While the Yankee bullpen has been a huge team strength, I reckon the answer to this question is that it needs to be tweaked for the playoffs, which is very matchup dependent. I could see a scenario where the Yankees even add or subtract names from the bullpen roster depending on which team’s they’re facing.
LA has the best OPS in baseball against right-handed pitching (.775). This means that using righties in high-leverage situations in a potential World Series matchup with LA may be a recipe for a World Series loss - though it’s really more about pitchers' splits against righties than their handedness.
If I were Brian Cashman, I’d obviously be looking to stack relievers in my playoffs bullpen who have devastating splits against righties. I’d also want plenty of lefties to take advantage of any games played at Yankee Stadium. In order, the Yankees best pitchers against right-handed batters this year are Ron Marinaccio, Clay Holmes, Clarke Schmidt, J.P. Sears, Luis Severino, Nestor Cortes, Mike King, Wandy Peralta, Miguel Castro and Jordan Montgomery. That’s a great group of pitchers to manage and it’s a group that does need a bit more support, and in Marinaccio, Schmidt and Sears cases, they enough big-league experience to handle the pressure that the postseason will surely bring.
Winning against the Dodgers would likely involve getting a ton of production out of this group.
Considering In-House Bullpen Reinforcements:
Interestingly, the Yankees have two potentially extremely helpful lefties who may indeed be on the postseason roster, Zack Britton and Aroldis Chapman.

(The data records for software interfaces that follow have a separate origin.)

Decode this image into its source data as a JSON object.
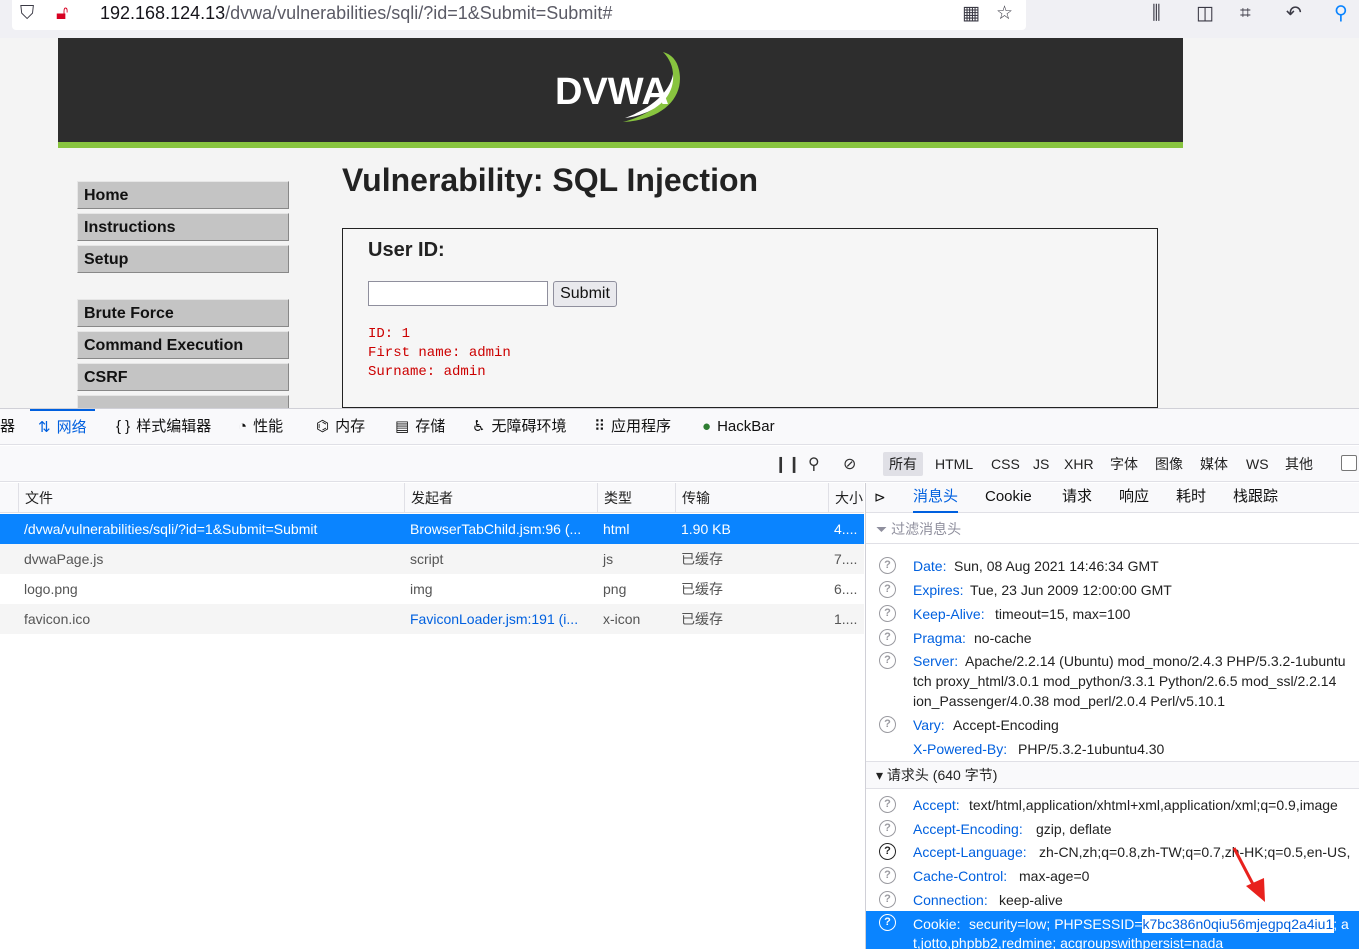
{
  "browser": {
    "url_host": "192.168.124.13",
    "url_path": "/dvwa/vulnerabilities/sqli/?id=1&Submit=Submit#"
  },
  "dvwa": {
    "logo_text": "DVWA",
    "menu": {
      "group1": [
        "Home",
        "Instructions",
        "Setup"
      ],
      "group2": [
        "Brute Force",
        "Command Execution",
        "CSRF"
      ]
    },
    "title": "Vulnerability: SQL Injection",
    "form": {
      "heading": "User ID:",
      "input_value": "",
      "submit_label": "Submit"
    },
    "result": {
      "line1": "ID: 1",
      "line2": "First name: admin",
      "line3": "Surname: admin"
    }
  },
  "devtools": {
    "tabs": {
      "inspector": "器",
      "network": "网络",
      "style_editor": "样式编辑器",
      "performance": "性能",
      "memory": "内存",
      "storage": "存储",
      "accessibility": "无障碍环境",
      "application": "应用程序",
      "hackbar": "HackBar"
    },
    "filters": [
      "所有",
      "HTML",
      "CSS",
      "JS",
      "XHR",
      "字体",
      "图像",
      "媒体",
      "WS",
      "其他"
    ],
    "columns": [
      "文件",
      "发起者",
      "类型",
      "传输",
      "大小"
    ],
    "requests": [
      {
        "file": "/dvwa/vulnerabilities/sqli/?id=1&Submit=Submit",
        "initiator": "BrowserTabChild.jsm:96 (...",
        "type": "html",
        "transfer": "1.90 KB",
        "size": "4...."
      },
      {
        "file": "dvwaPage.js",
        "initiator": "script",
        "type": "js",
        "transfer": "已缓存",
        "size": "7...."
      },
      {
        "file": "logo.png",
        "initiator": "img",
        "type": "png",
        "transfer": "已缓存",
        "size": "6...."
      },
      {
        "file": "favicon.ico",
        "initiator": "FaviconLoader.jsm:191 (i...",
        "type": "x-icon",
        "transfer": "已缓存",
        "size": "1...."
      }
    ],
    "side_tabs": [
      "消息头",
      "Cookie",
      "请求",
      "响应",
      "耗时",
      "栈跟踪"
    ],
    "filter_placeholder": "过滤消息头",
    "response_headers": [
      {
        "key": "Date:",
        "value": "Sun, 08 Aug 2021 14:46:34 GMT"
      },
      {
        "key": "Expires:",
        "value": "Tue, 23 Jun 2009 12:00:00 GMT"
      },
      {
        "key": "Keep-Alive:",
        "value": "timeout=15, max=100"
      },
      {
        "key": "Pragma:",
        "value": "no-cache"
      },
      {
        "key": "Server:",
        "value": "Apache/2.2.14 (Ubuntu) mod_mono/2.4.3 PHP/5.3.2-1ubuntu"
      },
      {
        "key": "Vary:",
        "value": "Accept-Encoding"
      },
      {
        "key": "X-Powered-By:",
        "value": "PHP/5.3.2-1ubuntu4.30"
      }
    ],
    "server_cont1": "tch proxy_html/3.0.1 mod_python/3.3.1 Python/2.6.5 mod_ssl/2.2.14",
    "server_cont2": "ion_Passenger/4.0.38 mod_perl/2.0.4 Perl/v5.10.1",
    "request_section": "请求头 (640 字节)",
    "request_headers": [
      {
        "key": "Accept:",
        "value": "text/html,application/xhtml+xml,application/xml;q=0.9,image"
      },
      {
        "key": "Accept-Encoding:",
        "value": "gzip, deflate"
      },
      {
        "key": "Accept-Language:",
        "value": "zh-CN,zh;q=0.8,zh-TW;q=0.7,zh-HK;q=0.5,en-US,"
      },
      {
        "key": "Cache-Control:",
        "value": "max-age=0"
      },
      {
        "key": "Connection:",
        "value": "keep-alive"
      }
    ],
    "cookie": {
      "key": "Cookie:",
      "prefix": "security=low; PHPSESSID=",
      "session_id": "k7bc386n0qiu56mjegpq2a4iu1",
      "suffix": "; a",
      "cont": "t,jotto,phpbb2,redmine; acgroupswithpersist=nada"
    }
  },
  "colors": {
    "accent": "#0a84ff",
    "link": "#0060df",
    "dvwa_green": "#88c43f",
    "result_red": "#cc0000",
    "arrow_red": "#e8211d"
  }
}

Looking at splits, currently rehabbing Yankee lefty Zack Britton is historically much tougher on left-handed pitching than he’s been recently. Granted, right-handed batters are hitting Aroldis Chapman hard this year - but if he can also return to peak form, it could make even more of a difference. Chappy’s usually lights out against both left-handed and right-handed hitters. This is a situation to monitor as getting him back for a World Series push, along with Britton, could be huge.
In a run to a World Series championship, both Britton and Chapman could be used in key spots during crucial games, or as bridge-relievers. Personally, I’d deploy them both in any high leverage situations that demanded it, leaving the closing duties to Clay Holmes, who has gone from merely the incumbent to the de facto-dude.

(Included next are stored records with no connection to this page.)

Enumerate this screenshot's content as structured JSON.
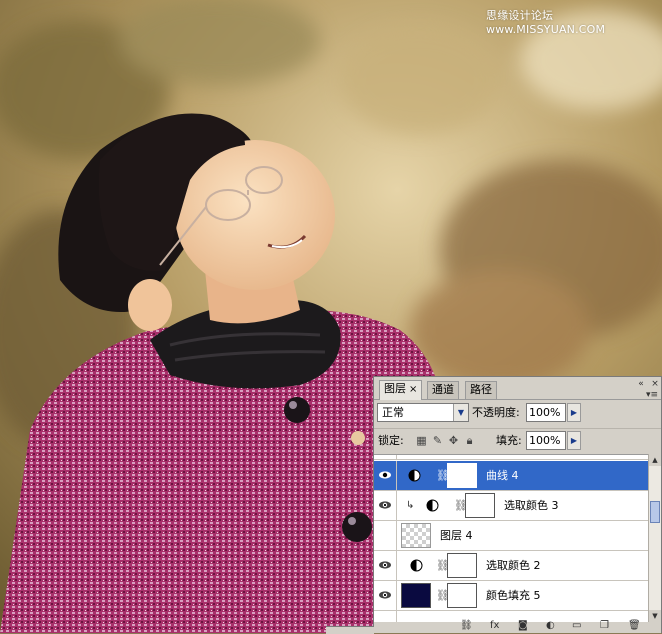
{
  "watermark": "思缘设计论坛 www.MISSYUAN.COM",
  "panel": {
    "tabs": [
      {
        "label": "图层",
        "close": "×",
        "active": true
      },
      {
        "label": "通道",
        "active": false
      },
      {
        "label": "路径",
        "active": false
      }
    ],
    "blend_mode": "正常",
    "opacity_label": "不透明度:",
    "opacity_value": "100%",
    "lock_label": "锁定:",
    "fill_label": "填充:",
    "fill_value": "100%",
    "layers": [
      {
        "name": "曲线 4",
        "type": "adjustment",
        "selected": true
      },
      {
        "name": "选取颜色 3",
        "type": "adjustment",
        "clipped": true
      },
      {
        "name": "图层 4",
        "type": "pixel",
        "hidden_eye": true
      },
      {
        "name": "选取颜色 2",
        "type": "adjustment"
      },
      {
        "name": "颜色填充 5",
        "type": "fill"
      }
    ]
  },
  "colors": {
    "selection": "#3168c8",
    "fill_swatch": "#0a0a40",
    "coat": "#b0306c"
  }
}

Jonathan Loaisiga has also been historically excellent against right-handed hitters but this year, he’s not getting the job done and Domingo German uncharacteristically struggled in 2021 against righties as well. If Loaisiga or German come back resembling their former selves, then either could be key additions to the Yankees relief corps, but not at the expense of Ron Marinaccio or J.P. Sears. The Yankees should trim relievers who struggle against right-handed batters when crafting their World Series roster.

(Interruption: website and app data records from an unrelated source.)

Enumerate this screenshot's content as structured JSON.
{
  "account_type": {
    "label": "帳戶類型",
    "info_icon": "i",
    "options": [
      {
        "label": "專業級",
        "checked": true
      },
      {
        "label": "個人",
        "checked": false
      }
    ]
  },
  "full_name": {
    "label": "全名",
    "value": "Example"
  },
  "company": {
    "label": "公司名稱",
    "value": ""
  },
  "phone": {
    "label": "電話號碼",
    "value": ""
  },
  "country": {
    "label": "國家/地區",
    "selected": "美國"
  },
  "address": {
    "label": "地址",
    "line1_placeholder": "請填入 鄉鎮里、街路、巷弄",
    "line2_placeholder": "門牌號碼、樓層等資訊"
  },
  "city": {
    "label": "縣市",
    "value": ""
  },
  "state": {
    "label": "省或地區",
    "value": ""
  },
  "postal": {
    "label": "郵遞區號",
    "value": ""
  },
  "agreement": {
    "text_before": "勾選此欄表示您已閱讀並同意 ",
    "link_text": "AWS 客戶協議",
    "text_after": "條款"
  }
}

Lucas Leutge might be a candidate to actually be kept off a World Series roster if the Yankees are facing the Dodgers as they’d likely knock him around. This is why I’m in favor of not demoting Marinaccio.
There are plenty of teams looking for relievers, Luetge has regular season value coming out of the pen for the Yankees, but his median trade value per baseballtradevalues.com is $1.1 million. Because he’s pretty effective against left-handed hitters and because Britton and Chapman are both hopefully coming back, the Yankees should look to shop Luetge at the deadline. Marinaccio and Sears are the future and they’re both ready now. Instead of blocking them, Cashman needs to get them vital big league playing time if he wants to win a World Series. The numbers clearly show both can help.
Another move the Yankees might be wise to consider would be trading Jonathan Loaisiga, while he still has significant trade value. He’s presently worth $16.4 million in median-value, again courtesy of baseballtradevalues.com. Don’t forget, Ken Waldichuck and Hayden Wesneski are also both looking every bit the part of legit pitching prospects.
Decisions like this can be difficult, but putting the Yankees best foot forward with a World Series in mind should involve a World Series bullpen and both Marinaccio and Sears deserve to be part of that because it will make the Yankees better situationally against a team that on paper, is presently even better than they are.